For the most part all of this was a blur, but at the end of level twelve my party did have one experience worth mentioning, and that one experience is this:

Elija, reluctant Rastafarian warrior.
Zed and his companions fell through a pit in the floor; a normal enough event in the game of Dungeon Master, and in true normal event fashion we decided to explore the area in which we had landed.

They killed one of those black fire things and found some stairs up, presumably back to the tail end of level twelve. Deciding to explore on, we turned a corner, walked down a hallway, and entered a room large enough to extend into darkness. The entrance was lined with more black fire guys, and Zed and Boris were debating just what to do about them when Wu Tse spotted two giant demon things with arm tentacles lurking in the distance.

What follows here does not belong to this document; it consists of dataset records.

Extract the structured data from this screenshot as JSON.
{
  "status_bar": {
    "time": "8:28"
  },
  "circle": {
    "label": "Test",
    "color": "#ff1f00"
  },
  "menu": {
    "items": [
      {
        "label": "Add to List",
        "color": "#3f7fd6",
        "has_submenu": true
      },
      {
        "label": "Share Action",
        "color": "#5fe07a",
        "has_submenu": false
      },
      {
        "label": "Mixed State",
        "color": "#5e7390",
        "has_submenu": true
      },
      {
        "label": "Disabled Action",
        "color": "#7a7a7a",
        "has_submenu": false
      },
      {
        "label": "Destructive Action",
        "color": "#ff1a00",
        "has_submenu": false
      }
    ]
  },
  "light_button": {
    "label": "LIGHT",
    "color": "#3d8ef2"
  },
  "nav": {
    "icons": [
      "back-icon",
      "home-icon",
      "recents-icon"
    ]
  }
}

Opting for the relative safety of the hallway, we backed out of the room and waited for the demons to approach to attempt fighting them on our terms. We saw a black shape framed against the darkness of the room--"Funny, that doesn't look like a demon," remarked Zed--and then blood drained from my face and fingers when out of the darkness and flanked by black fire stepped the unmistakable form of Lord Chaos, endgame boss and master of the entire dungeon.

"Holy shit, mon!" shouted Elija.

"Well would you look at that," marveled Zed.

I, for my part, released a startled shout of terror that frankly doesn't happen very often when playing video games.  We frantically backed out and ran up the stairs, leaving behind a trail of "OH SHIT"s in our wake.

"Everything okay up there?" my fiancée asked from downstairs.

"Uh, more or less," I replied.

Zed and company returned to our camp spot on the skeleton staircase landings and caught their breath, knowing more than ever that the end was near for our trip through this massive, sprawling dungeon.

It was time to head back up to the Tomb of the Firestaff and free the one and only weapon that could take this fucker on.

Up next:  golems and dragons and prayers, oh my!

No comments: